- **DATA IN THIS EXERCISE**
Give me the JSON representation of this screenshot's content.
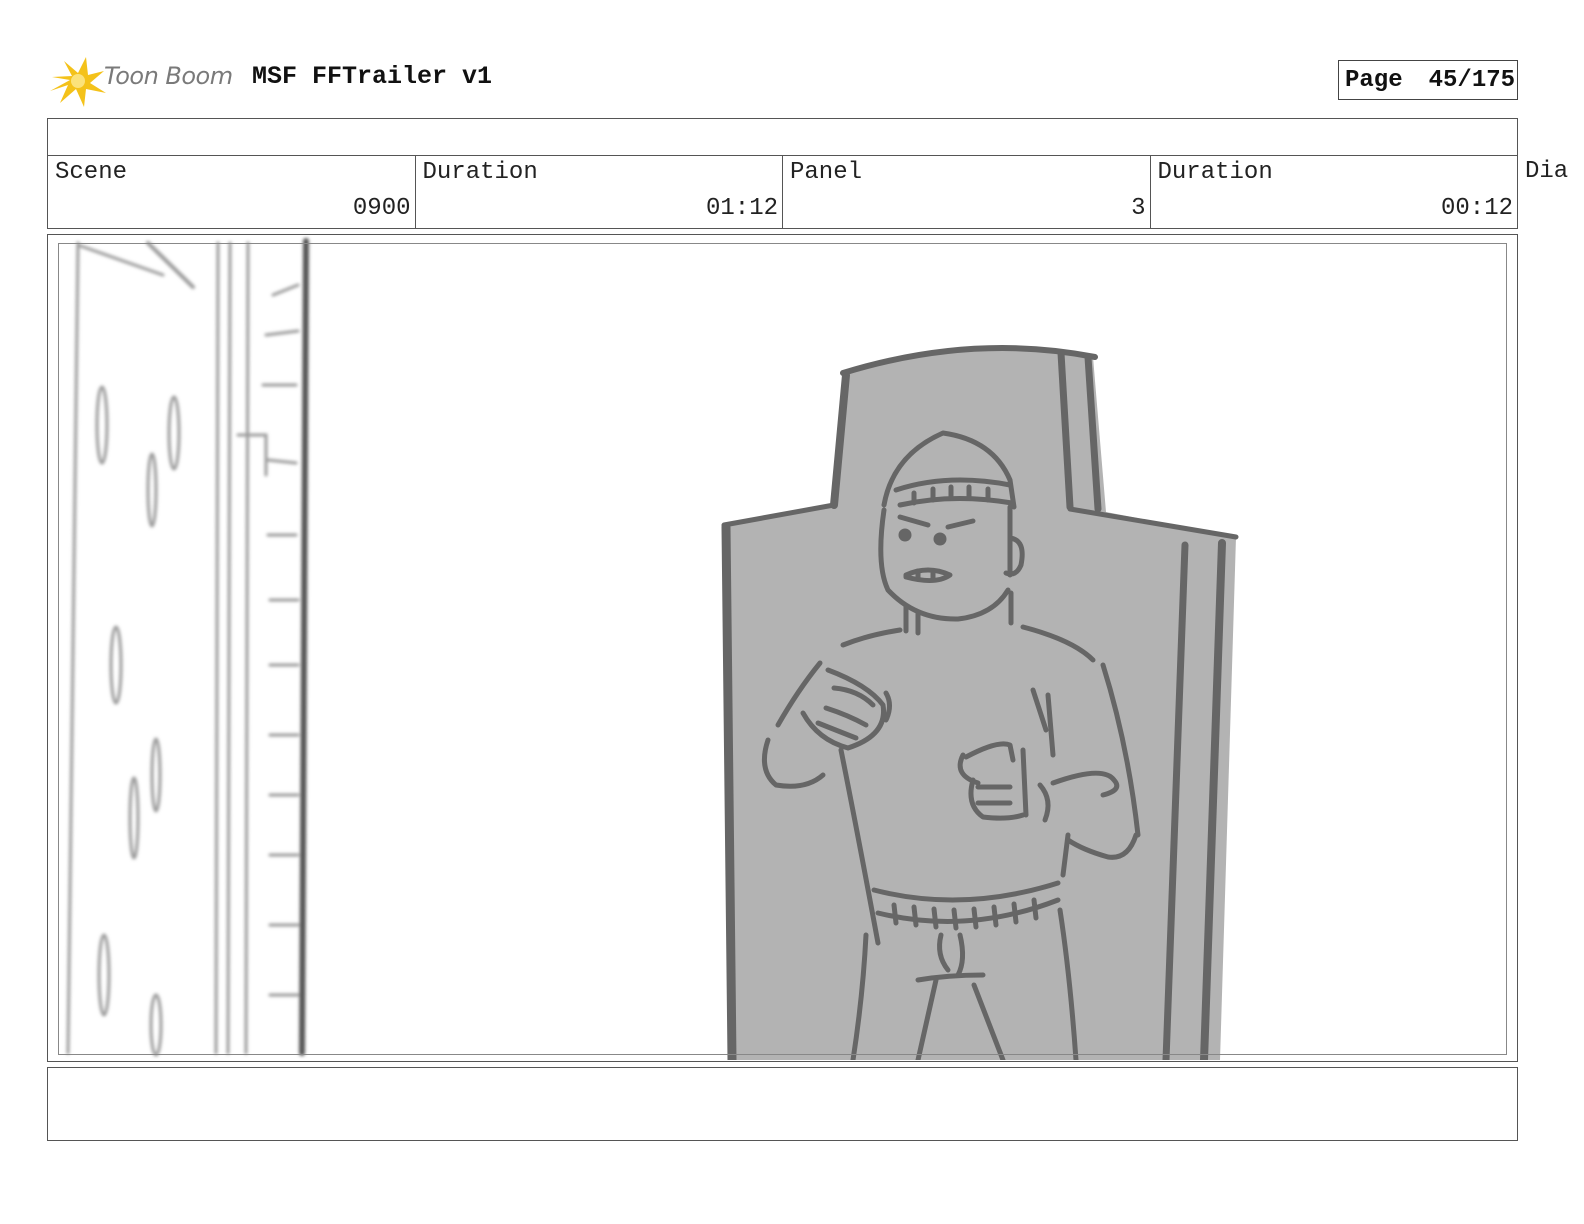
{
  "header": {
    "logo_text": "Toon Boom",
    "project_title": "MSF FFTrailer v1",
    "page_label": "Page",
    "page_value": "45/175"
  },
  "info": {
    "scene_label": "Scene",
    "scene_value": "0900",
    "scene_duration_label": "Duration",
    "scene_duration_value": "01:12",
    "panel_label": "Panel",
    "panel_value": "3",
    "panel_duration_label": "Duration",
    "panel_duration_value": "00:12",
    "dialog_label_cut": "Dia"
  },
  "colors": {
    "logo_star": "#f4c21a",
    "sketch_line": "#666666",
    "sketch_fill": "#b3b3b3"
  }
}
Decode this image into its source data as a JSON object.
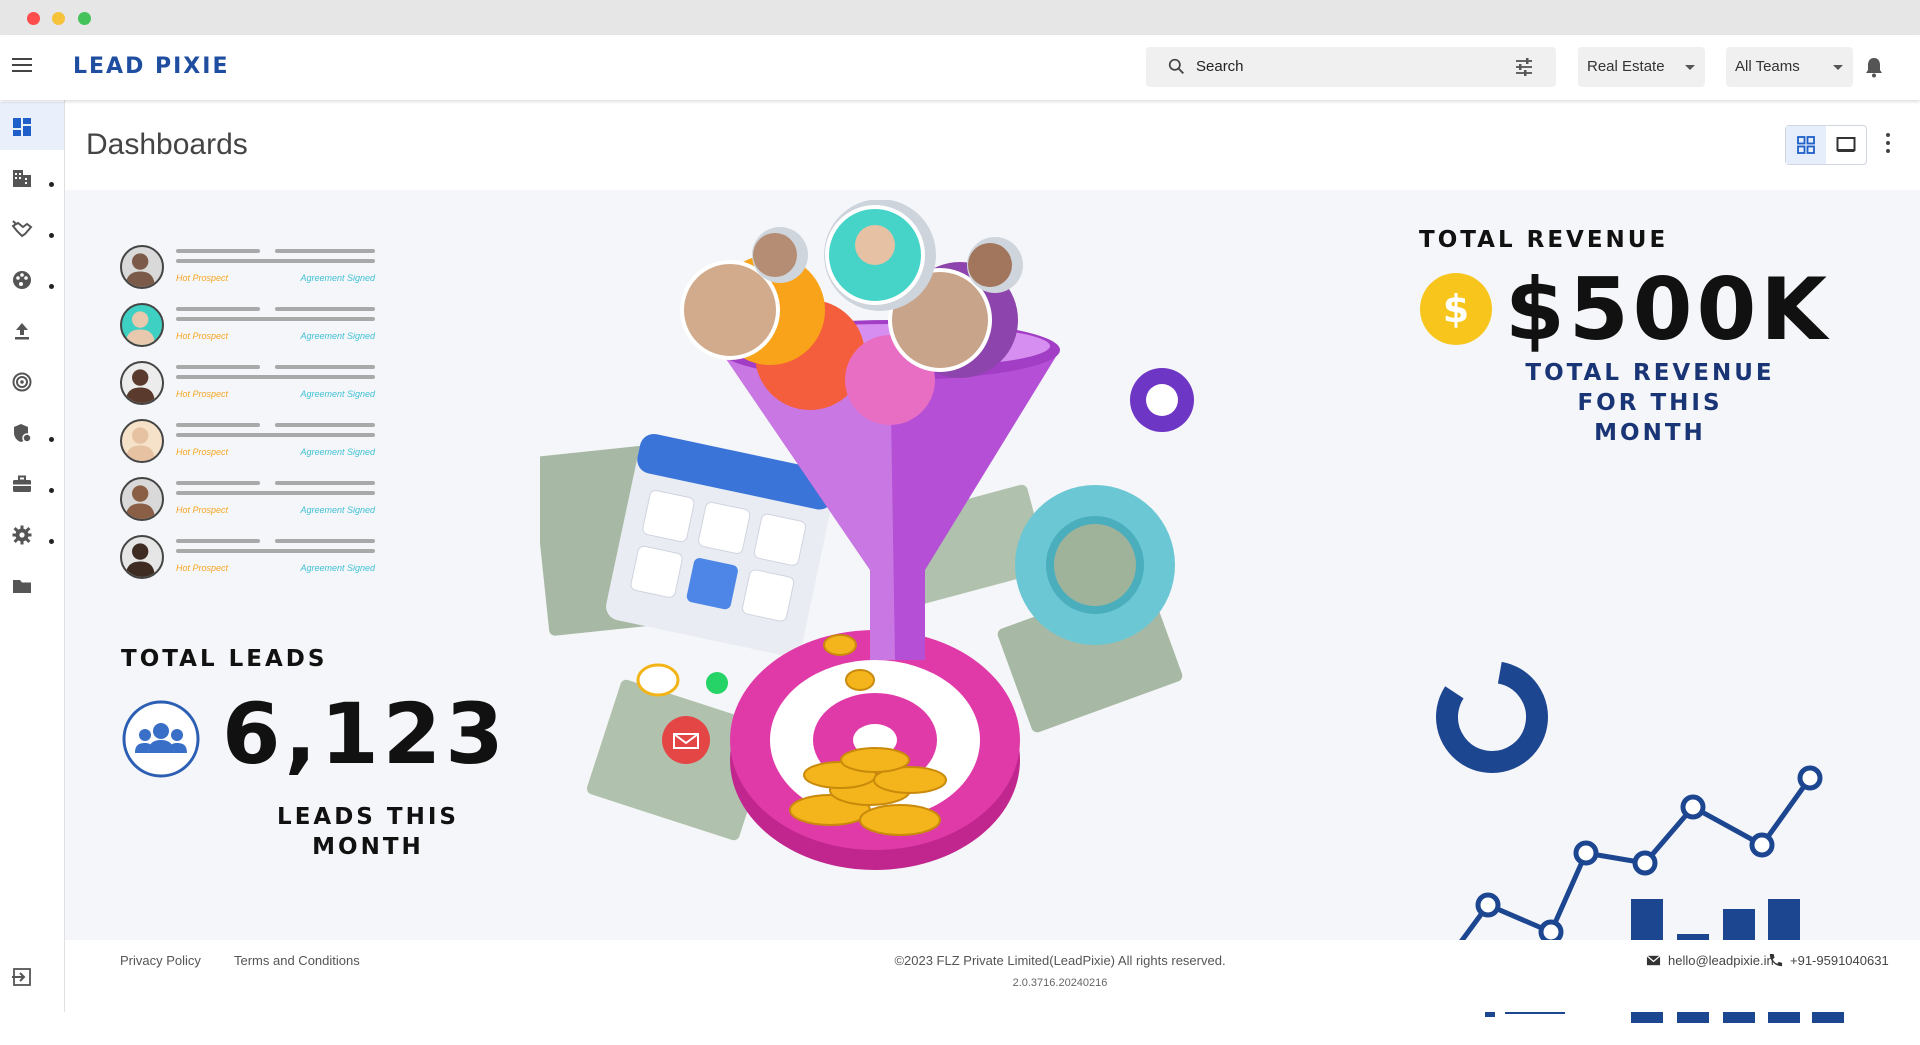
{
  "app": {
    "logo_text": "LEAD PIXIE"
  },
  "topbar": {
    "search_placeholder": "Search",
    "industry_select": "Real Estate",
    "team_select": "All Teams"
  },
  "sidebar": {
    "items": [
      {
        "icon": "dashboard-icon",
        "active": true,
        "has_submenu": false
      },
      {
        "icon": "building-icon",
        "active": false,
        "has_submenu": true
      },
      {
        "icon": "handshake-icon",
        "active": false,
        "has_submenu": true
      },
      {
        "icon": "palette-icon",
        "active": false,
        "has_submenu": true
      },
      {
        "icon": "upload-icon",
        "active": false,
        "has_submenu": false
      },
      {
        "icon": "target-icon",
        "active": false,
        "has_submenu": false
      },
      {
        "icon": "shield-settings-icon",
        "active": false,
        "has_submenu": true
      },
      {
        "icon": "briefcase-icon",
        "active": false,
        "has_submenu": true
      },
      {
        "icon": "gear-icon",
        "active": false,
        "has_submenu": true
      },
      {
        "icon": "folder-icon",
        "active": false,
        "has_submenu": false
      }
    ]
  },
  "page": {
    "title": "Dashboards"
  },
  "leads_list": {
    "rows": [
      {
        "tag1": "Hot Prospect",
        "tag2": "Agreement Signed"
      },
      {
        "tag1": "Hot Prospect",
        "tag2": "Agreement Signed"
      },
      {
        "tag1": "Hot Prospect",
        "tag2": "Agreement Signed"
      },
      {
        "tag1": "Hot Prospect",
        "tag2": "Agreement Signed"
      },
      {
        "tag1": "Hot Prospect",
        "tag2": "Agreement Signed"
      },
      {
        "tag1": "Hot Prospect",
        "tag2": "Agreement Signed"
      }
    ]
  },
  "total_leads": {
    "title": "TOTAL LEADS",
    "value": "6,123",
    "subtitle_line1": "LEADS THIS",
    "subtitle_line2": "MONTH"
  },
  "total_revenue": {
    "title": "TOTAL REVENUE",
    "value": "$500K",
    "subtitle_line1": "TOTAL REVENUE",
    "subtitle_line2": "FOR THIS MONTH"
  },
  "footer": {
    "privacy": "Privacy Policy",
    "terms": "Terms and Conditions",
    "copyright": "©2023 FLZ Private Limited(LeadPixie) All rights reserved.",
    "version": "2.0.3716.20240216",
    "email": "hello@leadpixie.in",
    "phone": "+91-9591040631"
  },
  "colors": {
    "brand_blue": "#1f4ea1",
    "accent_orange": "#f5a623",
    "accent_teal": "#3fc1d6",
    "funnel_purple": "#b44fd6",
    "target_pink": "#e03aa8",
    "chart_navy": "#1d4690"
  }
}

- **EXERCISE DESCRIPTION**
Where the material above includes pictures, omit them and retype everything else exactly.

- **OUTPUT**
Give me the JSON representation of this screenshot's content.
{
  "header": {
    "logo_text": "Toon Boom",
    "project_title": "MSF FFTrailer v1",
    "page_label": "Page",
    "page_value": "45/175"
  },
  "info": {
    "scene_label": "Scene",
    "scene_value": "0900",
    "scene_duration_label": "Duration",
    "scene_duration_value": "01:12",
    "panel_label": "Panel",
    "panel_value": "3",
    "panel_duration_label": "Duration",
    "panel_duration_value": "00:12",
    "dialog_label_cut": "Dia"
  },
  "colors": {
    "logo_star": "#f4c21a",
    "sketch_line": "#666666",
    "sketch_fill": "#b3b3b3"
  }
}
Decode this image into its source data as a JSON object.
{
  "app": {
    "logo_text": "LEAD PIXIE"
  },
  "topbar": {
    "search_placeholder": "Search",
    "industry_select": "Real Estate",
    "team_select": "All Teams"
  },
  "sidebar": {
    "items": [
      {
        "icon": "dashboard-icon",
        "active": true,
        "has_submenu": false
      },
      {
        "icon": "building-icon",
        "active": false,
        "has_submenu": true
      },
      {
        "icon": "handshake-icon",
        "active": false,
        "has_submenu": true
      },
      {
        "icon": "palette-icon",
        "active": false,
        "has_submenu": true
      },
      {
        "icon": "upload-icon",
        "active": false,
        "has_submenu": false
      },
      {
        "icon": "target-icon",
        "active": false,
        "has_submenu": false
      },
      {
        "icon": "shield-settings-icon",
        "active": false,
        "has_submenu": true
      },
      {
        "icon": "briefcase-icon",
        "active": false,
        "has_submenu": true
      },
      {
        "icon": "gear-icon",
        "active": false,
        "has_submenu": true
      },
      {
        "icon": "folder-icon",
        "active": false,
        "has_submenu": false
      }
    ]
  },
  "page": {
    "title": "Dashboards"
  },
  "leads_list": {
    "rows": [
      {
        "tag1": "Hot Prospect",
        "tag2": "Agreement Signed"
      },
      {
        "tag1": "Hot Prospect",
        "tag2": "Agreement Signed"
      },
      {
        "tag1": "Hot Prospect",
        "tag2": "Agreement Signed"
      },
      {
        "tag1": "Hot Prospect",
        "tag2": "Agreement Signed"
      },
      {
        "tag1": "Hot Prospect",
        "tag2": "Agreement Signed"
      },
      {
        "tag1": "Hot Prospect",
        "tag2": "Agreement Signed"
      }
    ]
  },
  "total_leads": {
    "title": "TOTAL LEADS",
    "value": "6,123",
    "subtitle_line1": "LEADS THIS",
    "subtitle_line2": "MONTH"
  },
  "total_revenue": {
    "title": "TOTAL REVENUE",
    "value": "$500K",
    "subtitle_line1": "TOTAL REVENUE",
    "subtitle_line2": "FOR THIS MONTH"
  },
  "footer": {
    "privacy": "Privacy Policy",
    "terms": "Terms and Conditions",
    "copyright": "©2023 FLZ Private Limited(LeadPixie) All rights reserved.",
    "version": "2.0.3716.20240216",
    "email": "hello@leadpixie.in",
    "phone": "+91-9591040631"
  },
  "colors": {
    "brand_blue": "#1f4ea1",
    "accent_orange": "#f5a623",
    "accent_teal": "#3fc1d6",
    "funnel_purple": "#b44fd6",
    "target_pink": "#e03aa8",
    "chart_navy": "#1d4690"
  }
}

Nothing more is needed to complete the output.